**Assigned task:** Hand back the entries exactly as written, minus every picture.

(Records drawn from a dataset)
----

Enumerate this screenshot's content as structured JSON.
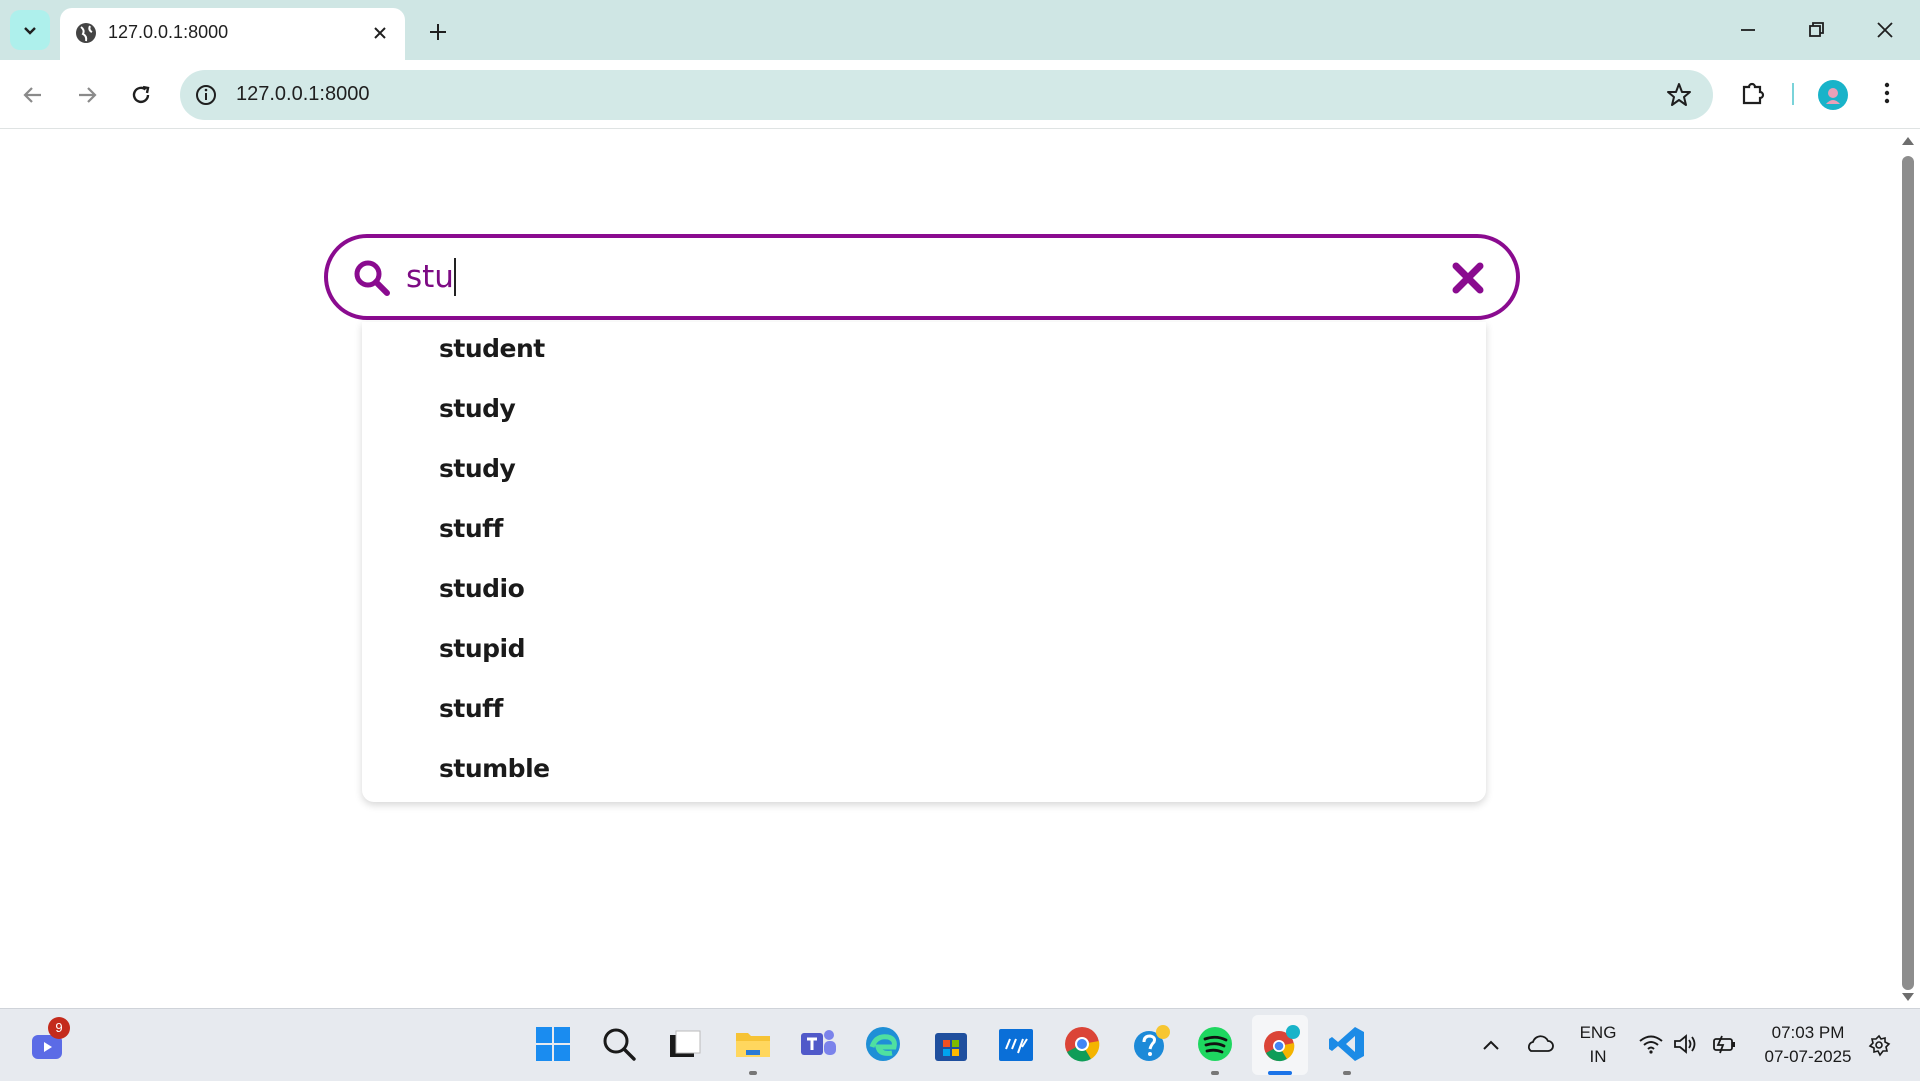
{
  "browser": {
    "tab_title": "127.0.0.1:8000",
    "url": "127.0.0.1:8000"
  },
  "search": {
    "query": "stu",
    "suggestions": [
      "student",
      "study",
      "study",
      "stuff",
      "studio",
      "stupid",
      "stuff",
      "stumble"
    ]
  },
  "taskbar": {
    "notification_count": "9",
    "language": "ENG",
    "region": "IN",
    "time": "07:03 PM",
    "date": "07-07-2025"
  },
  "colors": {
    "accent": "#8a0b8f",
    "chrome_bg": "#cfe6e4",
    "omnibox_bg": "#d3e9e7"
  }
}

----

**Your solution:**
Enumerate this screenshot's content as structured JSON.
{
  "browser": {
    "tab_title": "127.0.0.1:8000",
    "url": "127.0.0.1:8000"
  },
  "search": {
    "query": "stu",
    "suggestions": [
      "student",
      "study",
      "study",
      "stuff",
      "studio",
      "stupid",
      "stuff",
      "stumble"
    ]
  },
  "taskbar": {
    "notification_count": "9",
    "language": "ENG",
    "region": "IN",
    "time": "07:03 PM",
    "date": "07-07-2025"
  },
  "colors": {
    "accent": "#8a0b8f",
    "chrome_bg": "#cfe6e4",
    "omnibox_bg": "#d3e9e7"
  }
}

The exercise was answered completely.